**YOUR TASK**
Answer with one number only: the count of lines below that hold the word "this".
--- PROVIDED RECORDS ---
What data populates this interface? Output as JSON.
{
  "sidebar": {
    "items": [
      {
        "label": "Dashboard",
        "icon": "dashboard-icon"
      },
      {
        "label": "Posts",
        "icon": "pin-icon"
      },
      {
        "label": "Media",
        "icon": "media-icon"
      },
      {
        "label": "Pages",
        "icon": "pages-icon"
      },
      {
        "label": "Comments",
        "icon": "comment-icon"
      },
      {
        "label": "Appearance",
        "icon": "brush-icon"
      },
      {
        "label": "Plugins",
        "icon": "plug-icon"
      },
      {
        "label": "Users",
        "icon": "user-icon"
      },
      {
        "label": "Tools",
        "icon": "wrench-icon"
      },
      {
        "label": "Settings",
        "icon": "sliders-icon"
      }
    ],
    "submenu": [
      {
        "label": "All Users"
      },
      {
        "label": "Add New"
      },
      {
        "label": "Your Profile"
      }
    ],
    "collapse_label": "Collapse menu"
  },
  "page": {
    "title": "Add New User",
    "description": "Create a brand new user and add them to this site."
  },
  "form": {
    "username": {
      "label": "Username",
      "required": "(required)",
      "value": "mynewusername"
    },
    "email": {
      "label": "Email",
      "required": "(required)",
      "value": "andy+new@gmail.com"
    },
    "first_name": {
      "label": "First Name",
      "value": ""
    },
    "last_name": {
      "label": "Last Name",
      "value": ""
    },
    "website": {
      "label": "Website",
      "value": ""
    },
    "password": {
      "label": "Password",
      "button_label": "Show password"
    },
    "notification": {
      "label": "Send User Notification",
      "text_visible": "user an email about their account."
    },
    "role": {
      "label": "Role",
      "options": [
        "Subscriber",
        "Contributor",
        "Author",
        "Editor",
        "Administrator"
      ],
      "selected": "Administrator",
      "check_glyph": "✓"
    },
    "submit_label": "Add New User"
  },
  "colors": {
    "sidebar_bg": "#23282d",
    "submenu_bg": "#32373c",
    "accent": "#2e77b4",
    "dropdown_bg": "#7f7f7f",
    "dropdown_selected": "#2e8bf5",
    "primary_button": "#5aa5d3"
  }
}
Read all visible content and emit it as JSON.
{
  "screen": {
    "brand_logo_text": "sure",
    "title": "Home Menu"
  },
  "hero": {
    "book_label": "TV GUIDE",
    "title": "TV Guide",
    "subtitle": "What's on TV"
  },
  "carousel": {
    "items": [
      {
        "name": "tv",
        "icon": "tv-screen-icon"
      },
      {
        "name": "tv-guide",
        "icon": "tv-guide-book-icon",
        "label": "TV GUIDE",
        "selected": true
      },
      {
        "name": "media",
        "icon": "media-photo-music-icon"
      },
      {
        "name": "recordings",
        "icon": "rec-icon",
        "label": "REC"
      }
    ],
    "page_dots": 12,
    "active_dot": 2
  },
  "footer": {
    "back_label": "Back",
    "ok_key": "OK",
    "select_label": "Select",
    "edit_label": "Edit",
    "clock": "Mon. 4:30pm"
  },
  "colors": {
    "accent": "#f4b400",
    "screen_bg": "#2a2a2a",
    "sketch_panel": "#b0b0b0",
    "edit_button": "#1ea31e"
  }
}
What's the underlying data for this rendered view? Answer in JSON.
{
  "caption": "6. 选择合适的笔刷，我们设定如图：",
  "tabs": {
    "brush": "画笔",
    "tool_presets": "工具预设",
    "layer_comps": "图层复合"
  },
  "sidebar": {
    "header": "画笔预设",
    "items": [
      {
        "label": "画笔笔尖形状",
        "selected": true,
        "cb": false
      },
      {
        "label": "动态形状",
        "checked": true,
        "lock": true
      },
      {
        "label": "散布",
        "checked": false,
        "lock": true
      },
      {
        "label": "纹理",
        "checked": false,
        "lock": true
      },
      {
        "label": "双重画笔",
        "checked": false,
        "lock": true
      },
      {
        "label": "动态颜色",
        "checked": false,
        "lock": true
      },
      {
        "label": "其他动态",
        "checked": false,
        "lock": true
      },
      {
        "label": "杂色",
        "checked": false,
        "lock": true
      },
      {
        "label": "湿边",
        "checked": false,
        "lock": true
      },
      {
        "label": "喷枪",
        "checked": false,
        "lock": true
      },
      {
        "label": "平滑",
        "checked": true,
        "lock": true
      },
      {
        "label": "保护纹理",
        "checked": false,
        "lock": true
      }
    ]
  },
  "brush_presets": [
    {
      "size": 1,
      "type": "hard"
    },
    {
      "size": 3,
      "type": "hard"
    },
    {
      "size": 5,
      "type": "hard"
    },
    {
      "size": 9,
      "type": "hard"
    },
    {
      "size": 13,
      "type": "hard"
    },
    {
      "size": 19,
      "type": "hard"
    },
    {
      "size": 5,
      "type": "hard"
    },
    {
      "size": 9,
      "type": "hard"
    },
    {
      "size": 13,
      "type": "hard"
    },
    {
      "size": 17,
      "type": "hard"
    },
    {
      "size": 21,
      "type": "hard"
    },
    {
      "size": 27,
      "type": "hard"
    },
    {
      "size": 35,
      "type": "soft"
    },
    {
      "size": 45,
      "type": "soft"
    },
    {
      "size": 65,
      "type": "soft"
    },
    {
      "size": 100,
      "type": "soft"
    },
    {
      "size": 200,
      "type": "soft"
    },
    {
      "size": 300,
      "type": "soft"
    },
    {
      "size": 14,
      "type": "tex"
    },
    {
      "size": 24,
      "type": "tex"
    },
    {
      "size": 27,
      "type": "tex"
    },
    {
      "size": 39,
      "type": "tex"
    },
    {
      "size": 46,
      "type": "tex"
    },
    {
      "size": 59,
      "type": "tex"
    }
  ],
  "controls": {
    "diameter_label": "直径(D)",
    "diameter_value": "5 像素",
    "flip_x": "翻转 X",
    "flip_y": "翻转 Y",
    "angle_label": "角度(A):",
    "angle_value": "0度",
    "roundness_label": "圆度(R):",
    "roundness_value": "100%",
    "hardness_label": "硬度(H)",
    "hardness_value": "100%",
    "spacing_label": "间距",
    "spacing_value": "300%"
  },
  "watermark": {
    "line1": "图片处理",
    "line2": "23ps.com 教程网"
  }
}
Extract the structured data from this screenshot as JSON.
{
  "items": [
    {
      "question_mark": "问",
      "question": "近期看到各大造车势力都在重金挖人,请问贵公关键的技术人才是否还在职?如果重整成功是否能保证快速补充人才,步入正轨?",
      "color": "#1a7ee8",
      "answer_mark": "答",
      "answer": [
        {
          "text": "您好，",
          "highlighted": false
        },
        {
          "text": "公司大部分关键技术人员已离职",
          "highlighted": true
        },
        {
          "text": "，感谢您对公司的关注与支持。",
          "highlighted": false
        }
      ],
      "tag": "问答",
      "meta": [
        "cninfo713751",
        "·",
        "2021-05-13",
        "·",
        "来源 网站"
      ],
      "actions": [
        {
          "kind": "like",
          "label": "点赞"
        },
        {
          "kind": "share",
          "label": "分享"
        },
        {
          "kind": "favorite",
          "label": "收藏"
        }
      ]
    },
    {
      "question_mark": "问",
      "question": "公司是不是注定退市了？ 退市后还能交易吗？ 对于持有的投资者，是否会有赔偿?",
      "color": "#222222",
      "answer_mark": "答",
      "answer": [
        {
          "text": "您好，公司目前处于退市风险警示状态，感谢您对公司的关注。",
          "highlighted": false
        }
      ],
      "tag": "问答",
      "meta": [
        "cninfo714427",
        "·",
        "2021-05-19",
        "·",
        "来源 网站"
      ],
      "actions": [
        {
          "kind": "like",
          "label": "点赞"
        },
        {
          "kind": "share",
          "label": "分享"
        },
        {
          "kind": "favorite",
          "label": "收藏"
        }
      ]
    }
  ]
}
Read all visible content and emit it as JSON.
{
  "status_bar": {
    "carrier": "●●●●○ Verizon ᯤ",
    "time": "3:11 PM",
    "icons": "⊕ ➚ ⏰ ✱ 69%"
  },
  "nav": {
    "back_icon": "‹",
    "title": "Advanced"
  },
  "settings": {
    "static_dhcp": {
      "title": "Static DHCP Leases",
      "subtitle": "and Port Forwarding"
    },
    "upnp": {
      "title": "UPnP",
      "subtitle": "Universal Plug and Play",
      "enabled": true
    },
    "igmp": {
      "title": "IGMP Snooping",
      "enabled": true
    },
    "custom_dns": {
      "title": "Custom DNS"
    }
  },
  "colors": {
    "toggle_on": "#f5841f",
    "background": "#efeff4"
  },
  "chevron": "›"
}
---
**WRITTEN ANSWER**
4